MANHATTAN — In a league of high-powered offenses that love to air it out, Kansas State is a misfit.
The No. 7 Wildcats would prefer, in the words of Kansas coach Charlie Weis, to “ram it down your throat every single play.” But an improved passing game has allowed the Wildcats to be more balanced, and that’s made them even more difficult to stop than last season.
They’ve already thrown for 758 yards through four games, an increase of nearly 50 percent over last year, and quarterback Collin Klein is completing about 70 percent of his throws. So far, he’s connected on 15 plays of at least 20 yards, more than double this point last season.
“You have to spend so much time trying to stop (Klein) as a runner, it obviously exposes you in the pass game,” said Weis, whose job it will be on Saturday to find an answer when the Jayhawks visit the Wildcats for the first time in his tenure at Kansas.
“Sometimes they get some really easy money because you have to come up and stop him,” Weis said. “If you can’t stop him, you don’t have much of a chance to win the game.”
As long as Bill Snyder is at the helm, Kansas State isn’t likely to abandon its steady, clock-eating approach in favor of a full-on shootout mentality, the kind that resulted in West Virginia’s 70-63 basketball-like final score last Saturday over Baylor.
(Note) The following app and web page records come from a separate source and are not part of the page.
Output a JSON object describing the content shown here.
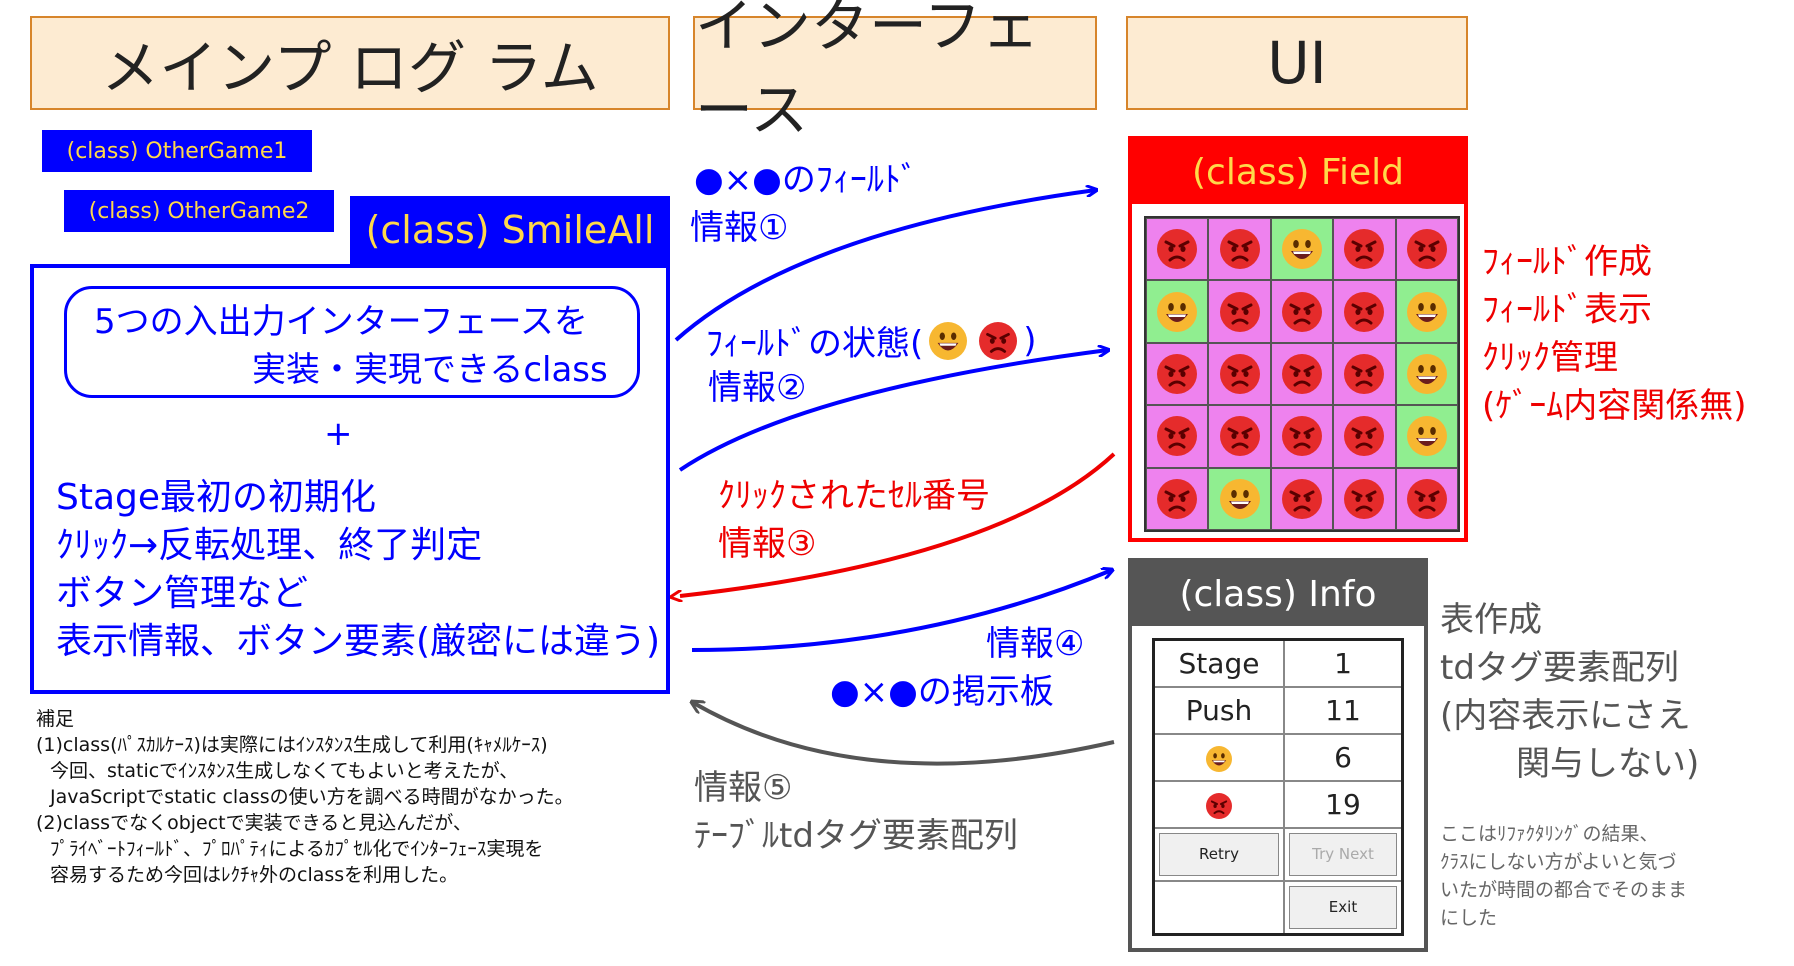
{
  "headers": {
    "main": "メインプ ログ ラム",
    "interface": "インターフェース",
    "ui": "UI"
  },
  "classes": {
    "other1": "(class) OtherGame1",
    "other2": "(class) OtherGame2",
    "smileall": "(class) SmileAll",
    "field": "(class) Field",
    "info": "(class) Info"
  },
  "smileall_box": {
    "inner_line1": "5つの入出力インターフェースを",
    "inner_line2": "実装・実現できるclass",
    "plus": "+",
    "items": [
      "Stage最初の初期化",
      "ｸﾘｯｸ→反転処理、終了判定",
      "ボタン管理など",
      "表示情報、ボタン要素(厳密には違う)"
    ]
  },
  "arrows": {
    "info1_line1": "●×●のﾌｨｰﾙﾄﾞ",
    "info1_line2": "情報①",
    "info2_prefix": "ﾌｨｰﾙﾄﾞの状態(",
    "info2_suffix": ")",
    "info2_line2": "情報②",
    "info3_line1": "ｸﾘｯｸされたｾﾙ番号",
    "info3_line2": "情報③",
    "info4_line1": "情報④",
    "info4_line2": "●×●の掲示板",
    "info5_line1": "情報⑤",
    "info5_line2": "ﾃｰﾌﾞﾙtdタグ要素配列"
  },
  "field_notes": [
    "ﾌｨｰﾙﾄﾞ作成",
    "ﾌｨｰﾙﾄﾞ表示",
    "ｸﾘｯｸ管理",
    "(ｹﾞｰﾑ内容関係無)"
  ],
  "field_grid": [
    [
      "angry",
      "angry",
      "smile",
      "angry",
      "angry"
    ],
    [
      "smile",
      "angry",
      "angry",
      "angry",
      "smile"
    ],
    [
      "angry",
      "angry",
      "angry",
      "angry",
      "smile"
    ],
    [
      "angry",
      "angry",
      "angry",
      "angry",
      "smile"
    ],
    [
      "angry",
      "smile",
      "angry",
      "angry",
      "angry"
    ]
  ],
  "info_table": {
    "rows": [
      {
        "label": "Stage",
        "value": "1"
      },
      {
        "label": "Push",
        "value": "11"
      },
      {
        "icon": "smile-face-icon",
        "value": "6"
      },
      {
        "icon": "angry-face-icon",
        "value": "19"
      }
    ],
    "retry": "Retry",
    "try_next": "Try Next",
    "exit": "Exit"
  },
  "info_notes": [
    "表作成",
    "tdタグ要素配列",
    "(内容表示にさえ",
    "関与しない)"
  ],
  "info_small": [
    "ここはﾘﾌｧｸﾀﾘﾝｸﾞの結果、",
    "ｸﾗｽにしない方がよいと気づ",
    "いたが時間の都合でそのまま",
    "にした"
  ],
  "supplement": {
    "title": "補足",
    "lines": [
      "(1)class(ﾊﾟｽｶﾙｹｰｽ)は実際にはｲﾝｽﾀﾝｽ生成して利用(ｷｬﾒﾙｹｰｽ)",
      "今回、staticでｲﾝｽﾀﾝｽ生成しなくてもよいと考えたが、",
      "JavaScriptでstatic classの使い方を調べる時間がなかった。",
      "(2)classでなくobjectで実装できると見込んだが、",
      "ﾌﾟﾗｲﾍﾞｰﾄﾌｨｰﾙﾄﾞ、ﾌﾟﾛﾊﾟﾃｨによるｶﾌﾟｾﾙ化でｲﾝﾀｰﾌｪｰｽ実現を",
      "容易するため今回はﾚｸﾁｬ外のclassを利用した。"
    ]
  },
  "colors": {
    "header_bg": "#fdebd2",
    "header_border": "#d7852b",
    "blue": "#0000ff",
    "yellow": "#ffd94a",
    "red": "#ff0000",
    "cell_pink": "#ee82ee",
    "cell_green": "#90ee90",
    "gray": "#555555"
  }
}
Still, it looks like the Wildcats’ goal of a more balanced offense is being realized.
Klein is integral to the system, but credit is also due the group of offensive linemen who have protected the Heisman Trophy hopeful well despite injury problems.
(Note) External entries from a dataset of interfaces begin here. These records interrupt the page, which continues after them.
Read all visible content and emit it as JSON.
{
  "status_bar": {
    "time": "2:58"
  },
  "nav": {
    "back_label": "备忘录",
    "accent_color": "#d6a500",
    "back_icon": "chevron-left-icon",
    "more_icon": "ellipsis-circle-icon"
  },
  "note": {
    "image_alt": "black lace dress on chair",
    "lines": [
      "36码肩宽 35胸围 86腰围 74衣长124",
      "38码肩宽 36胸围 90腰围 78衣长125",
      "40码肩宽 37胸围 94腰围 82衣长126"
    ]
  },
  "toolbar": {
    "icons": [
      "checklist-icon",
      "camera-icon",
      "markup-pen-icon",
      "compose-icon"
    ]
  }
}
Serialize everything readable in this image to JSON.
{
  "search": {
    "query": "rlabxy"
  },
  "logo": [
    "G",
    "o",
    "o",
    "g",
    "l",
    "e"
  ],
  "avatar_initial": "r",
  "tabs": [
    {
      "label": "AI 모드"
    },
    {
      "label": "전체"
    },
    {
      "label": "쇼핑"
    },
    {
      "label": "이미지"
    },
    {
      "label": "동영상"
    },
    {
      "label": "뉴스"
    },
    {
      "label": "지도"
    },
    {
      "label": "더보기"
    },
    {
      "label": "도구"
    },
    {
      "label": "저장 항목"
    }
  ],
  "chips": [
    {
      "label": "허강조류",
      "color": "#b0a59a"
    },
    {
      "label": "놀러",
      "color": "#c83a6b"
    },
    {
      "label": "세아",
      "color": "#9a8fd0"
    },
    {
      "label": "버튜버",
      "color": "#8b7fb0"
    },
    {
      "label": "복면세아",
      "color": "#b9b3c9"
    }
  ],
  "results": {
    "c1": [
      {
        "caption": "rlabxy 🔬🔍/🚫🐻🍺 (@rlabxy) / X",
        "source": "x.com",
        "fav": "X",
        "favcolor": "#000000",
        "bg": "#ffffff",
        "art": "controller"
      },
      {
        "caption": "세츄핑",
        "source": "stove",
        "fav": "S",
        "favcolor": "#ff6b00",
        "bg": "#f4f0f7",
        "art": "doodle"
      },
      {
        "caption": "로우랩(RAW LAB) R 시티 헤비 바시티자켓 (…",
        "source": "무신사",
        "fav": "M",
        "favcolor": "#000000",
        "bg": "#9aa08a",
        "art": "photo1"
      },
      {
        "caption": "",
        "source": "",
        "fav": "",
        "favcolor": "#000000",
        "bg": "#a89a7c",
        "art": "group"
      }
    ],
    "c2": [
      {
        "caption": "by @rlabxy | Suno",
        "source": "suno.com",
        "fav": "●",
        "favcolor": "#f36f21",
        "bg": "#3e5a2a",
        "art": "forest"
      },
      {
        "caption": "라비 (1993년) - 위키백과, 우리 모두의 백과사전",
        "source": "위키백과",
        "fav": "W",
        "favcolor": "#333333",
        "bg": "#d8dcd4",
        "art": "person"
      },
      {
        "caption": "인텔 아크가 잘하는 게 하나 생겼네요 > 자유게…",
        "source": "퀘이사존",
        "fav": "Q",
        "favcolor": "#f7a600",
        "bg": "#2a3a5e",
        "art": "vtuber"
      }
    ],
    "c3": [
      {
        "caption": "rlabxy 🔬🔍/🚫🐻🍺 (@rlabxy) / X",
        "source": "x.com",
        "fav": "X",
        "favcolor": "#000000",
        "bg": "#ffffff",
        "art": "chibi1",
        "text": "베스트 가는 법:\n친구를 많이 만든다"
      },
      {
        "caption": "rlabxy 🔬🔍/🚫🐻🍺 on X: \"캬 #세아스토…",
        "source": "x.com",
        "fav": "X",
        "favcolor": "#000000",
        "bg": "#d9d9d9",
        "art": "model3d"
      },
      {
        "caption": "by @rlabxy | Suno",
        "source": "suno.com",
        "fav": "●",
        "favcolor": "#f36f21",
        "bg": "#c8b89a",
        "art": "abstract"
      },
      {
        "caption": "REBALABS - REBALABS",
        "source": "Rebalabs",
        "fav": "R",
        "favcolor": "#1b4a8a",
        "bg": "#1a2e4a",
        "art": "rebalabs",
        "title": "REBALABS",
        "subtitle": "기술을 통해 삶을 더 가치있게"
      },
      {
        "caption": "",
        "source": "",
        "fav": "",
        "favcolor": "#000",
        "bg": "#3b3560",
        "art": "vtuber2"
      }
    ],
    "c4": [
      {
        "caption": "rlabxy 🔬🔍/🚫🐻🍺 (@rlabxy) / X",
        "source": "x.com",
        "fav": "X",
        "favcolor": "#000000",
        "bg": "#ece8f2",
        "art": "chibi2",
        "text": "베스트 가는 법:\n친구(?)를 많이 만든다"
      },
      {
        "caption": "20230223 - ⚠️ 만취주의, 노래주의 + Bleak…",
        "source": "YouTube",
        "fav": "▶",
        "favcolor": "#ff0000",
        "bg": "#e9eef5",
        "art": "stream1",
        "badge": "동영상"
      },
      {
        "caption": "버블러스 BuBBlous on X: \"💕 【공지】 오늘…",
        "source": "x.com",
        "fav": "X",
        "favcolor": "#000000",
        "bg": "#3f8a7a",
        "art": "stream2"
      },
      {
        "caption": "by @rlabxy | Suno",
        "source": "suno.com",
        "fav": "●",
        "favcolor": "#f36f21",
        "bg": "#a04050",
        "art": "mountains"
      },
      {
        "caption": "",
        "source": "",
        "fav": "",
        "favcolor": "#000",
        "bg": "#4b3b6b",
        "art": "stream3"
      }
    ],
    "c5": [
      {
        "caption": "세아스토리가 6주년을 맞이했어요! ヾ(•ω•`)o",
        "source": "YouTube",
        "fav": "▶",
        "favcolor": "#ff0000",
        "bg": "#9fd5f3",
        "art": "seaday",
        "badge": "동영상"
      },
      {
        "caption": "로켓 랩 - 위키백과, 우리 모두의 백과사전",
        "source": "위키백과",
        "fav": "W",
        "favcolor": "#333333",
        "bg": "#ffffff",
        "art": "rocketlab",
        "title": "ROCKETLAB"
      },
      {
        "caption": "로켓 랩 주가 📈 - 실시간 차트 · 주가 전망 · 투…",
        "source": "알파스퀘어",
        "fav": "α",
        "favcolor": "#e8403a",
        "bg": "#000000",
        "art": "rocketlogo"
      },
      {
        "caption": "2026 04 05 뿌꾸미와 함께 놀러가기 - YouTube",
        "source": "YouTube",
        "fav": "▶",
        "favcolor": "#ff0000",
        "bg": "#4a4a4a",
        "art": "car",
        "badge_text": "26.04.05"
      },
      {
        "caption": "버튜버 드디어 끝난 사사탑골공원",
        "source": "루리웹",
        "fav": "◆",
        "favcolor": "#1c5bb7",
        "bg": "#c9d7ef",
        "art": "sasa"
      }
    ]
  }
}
The Wildcats have been without right guard Boston Stiverson and left guard Nick Puetz most of the season. As a result, the lone returning starter is center B.J. Finney. Senior Cornelius Lucas, redshirt freshman Cody Whitehair, junior college transfer Tavon Rooks and junior Keenan Taylor have been counted on to pick up the slack.
“They work together so well,” Snyder said. “Pass protection, so much of it is communication prior to and after the snap of the football, being able to adjust to a variety of different things that can take place.”
Besides providing competent pass protection, the offensive line’s discipline is a major reason why Kansas State has been assessed just eight penalties for 66 yards over four games. The Wildcats are far and away the best in the Big 12 at avoiding yellow flags — the next team in line is Kansas, which has racked up 18 penalties for 129 yards.
Another boon to the passing game has been Klein’s chemistry with his pass catchers.
While the senior quarterback has worked extensively on his delivery since the summer, his most important reason for newfound success could be his relationships with those on the other end of his passes: wide receivers Tramaine Thompson, Tyler Lockett, Curry Sexton and Chris Harper.
Snyder said the feel between quarterback and receiver, the comfort and familiarity that comes only with many repetitions, has developed between Klein and his teammates.
“It’s having that good understanding of who’s going to where and when and how they’re going to get there and when the ball’s going to get there,” Snyder said. “Having the capacity to not have to hold onto the ball too long with the uncertainty of where the receiver might be.”
As usual, Snyder isn’t satisfied with the current situation, even though the improving pass offense was a big reason for the Wildcats’ upset victory at then-No. 6 Oklahoma.
The Wildcats still rank last in the Big 12 in passing, right behind the Jayhawks, and four teams in the conference average more than 300 passing yards per game.
So comparatively speaking, the Wildcats’ passing game might not strike fear in the hearts of opponents. But that’s OK, because all it really needs is to provide a distraction from the potent rushing attack that carried Kansas State to 10 wins last season, and a 4-0 start this season.
“We still had a few issues,” Snyder said, “but by and large, that part is coming together a lot better, and I think that’s what helps.”